Titled “Synthesis of high molecular weight proteins using inteins” and “Synthesis of non-native proteins in bombyx mori by modifying sericin expression”, 2 key patent applications from Kraig Biocraft have been published by the United State Patent and Trademark Office (USPTO). Both these applications build on the company’ innovative recombinant spider silk technologies.
The first of the USPTO applications from Kraig Biocraft Laboratories, Inc., Ann Arbor, NI/USA, “Synthesis of high molecular weight proteins using inteins”, reinvents the company’s approach to manufacturing large-format spider silk protein. This new technology allows for the automated self-assembly of target proteins within the silkworm. This process allows for the opportunity to reach beyond the limits of current protein synthesis technologies.

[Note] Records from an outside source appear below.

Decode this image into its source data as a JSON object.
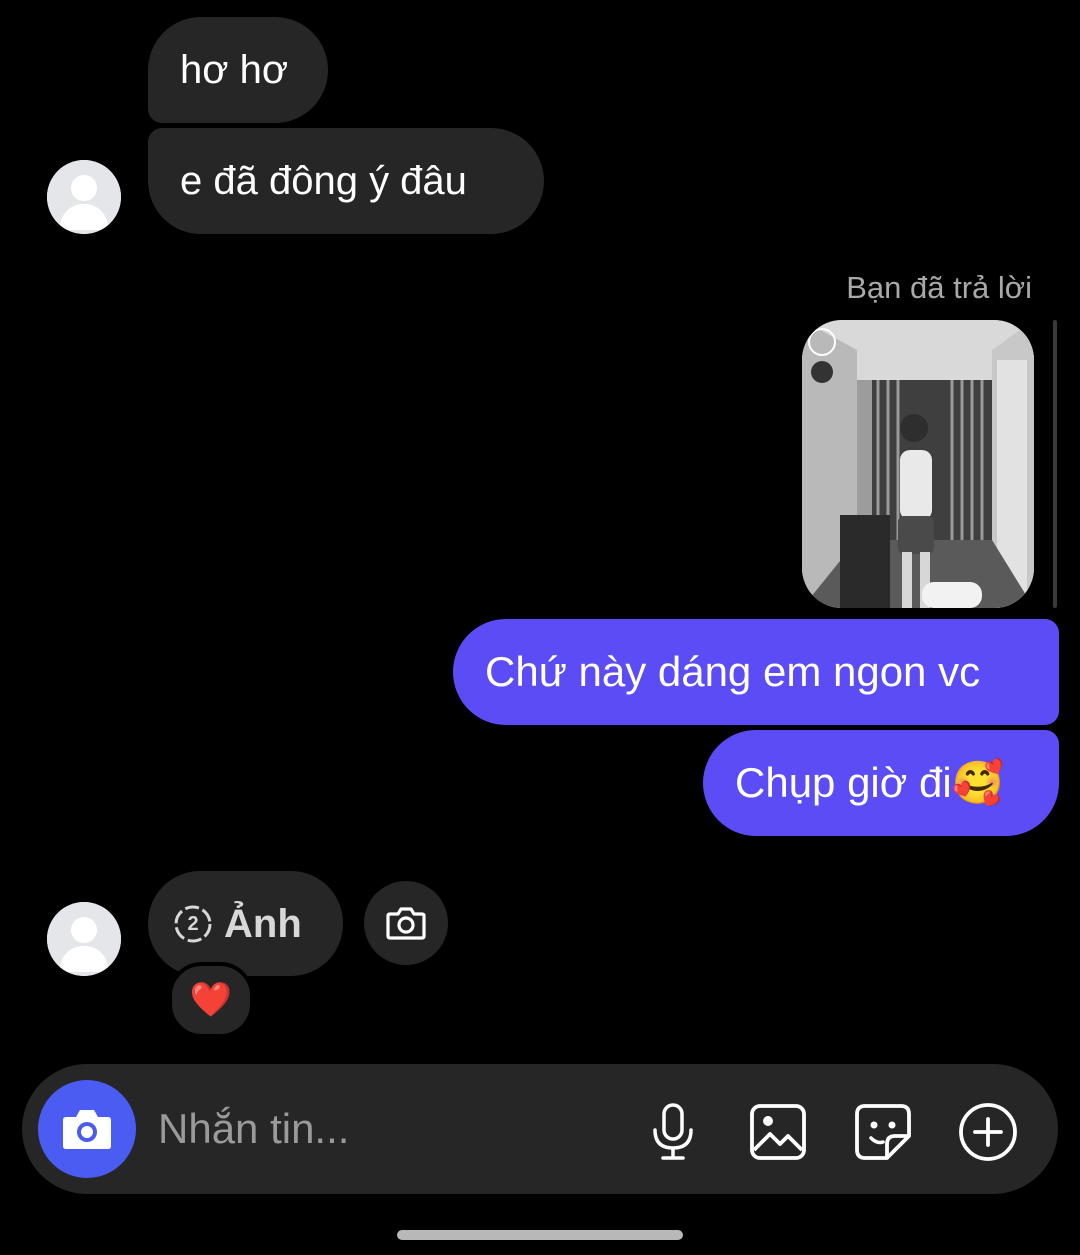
{
  "messages": {
    "incoming_1": "hơ hơ",
    "incoming_2": "e đã đông ý đâu",
    "reply_label": "Bạn đã trả lời",
    "outgoing_1": "Chứ này dáng em ngon vc",
    "outgoing_2": "Chụp giờ đi🥰",
    "view_once_count": "2",
    "view_once_label": "Ảnh",
    "reaction": "❤️"
  },
  "composer": {
    "placeholder": "Nhắn tin..."
  },
  "colors": {
    "background": "#000000",
    "incoming_bubble": "#262626",
    "outgoing_bubble": "#5b4cf5",
    "camera_button": "#4b5cf2"
  },
  "icons": {
    "avatar": "default-avatar-icon",
    "view_once": "view-once-icon",
    "camera_reply": "camera-icon",
    "camera_compose": "camera-icon",
    "mic": "microphone-icon",
    "gallery": "gallery-icon",
    "sticker": "sticker-icon",
    "plus": "plus-circle-icon"
  }
}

Using the auto-processing capabilities of inteins, it creates the opportunity to make plug-and-play blends of numerous spider silk proteins that are not inhibited by the current size limitation for targeted gene knock-in knock-out transformations.
The second application, “Synthesis of non-native proteins in bombyx mori by modifying sericin expression”, moves beyond the heavy chain fibroin and creates opportunities for co-production of non-fibrous proteins within sericin. Sericin is the stick glue-like protein holding the silk fibers together, making up roughly 20% of the cocoon, and is broadly considered a waste product.
This invention seeks to leverage this untapped resource to increase the production of target proteins. These target materials include a range of possible applications, including therapeutic and pharmacological proteins. The current production systems for these proteins are inefficient and, therefore, very expensive. This new process opens the possibility for large-scale production materials such as elastin, keratin, human collagen, and many more at comparatively very low costs.
»While our production operations in Vietnam remain laser-focused on the large-scale commercial production of spider silk textiles, our lab is busy executing on the technology roadmap to secure Kraig Labs’ future and legacy.«
Jon Rice, COO, Kraig Biocraft Laboratories, Inc.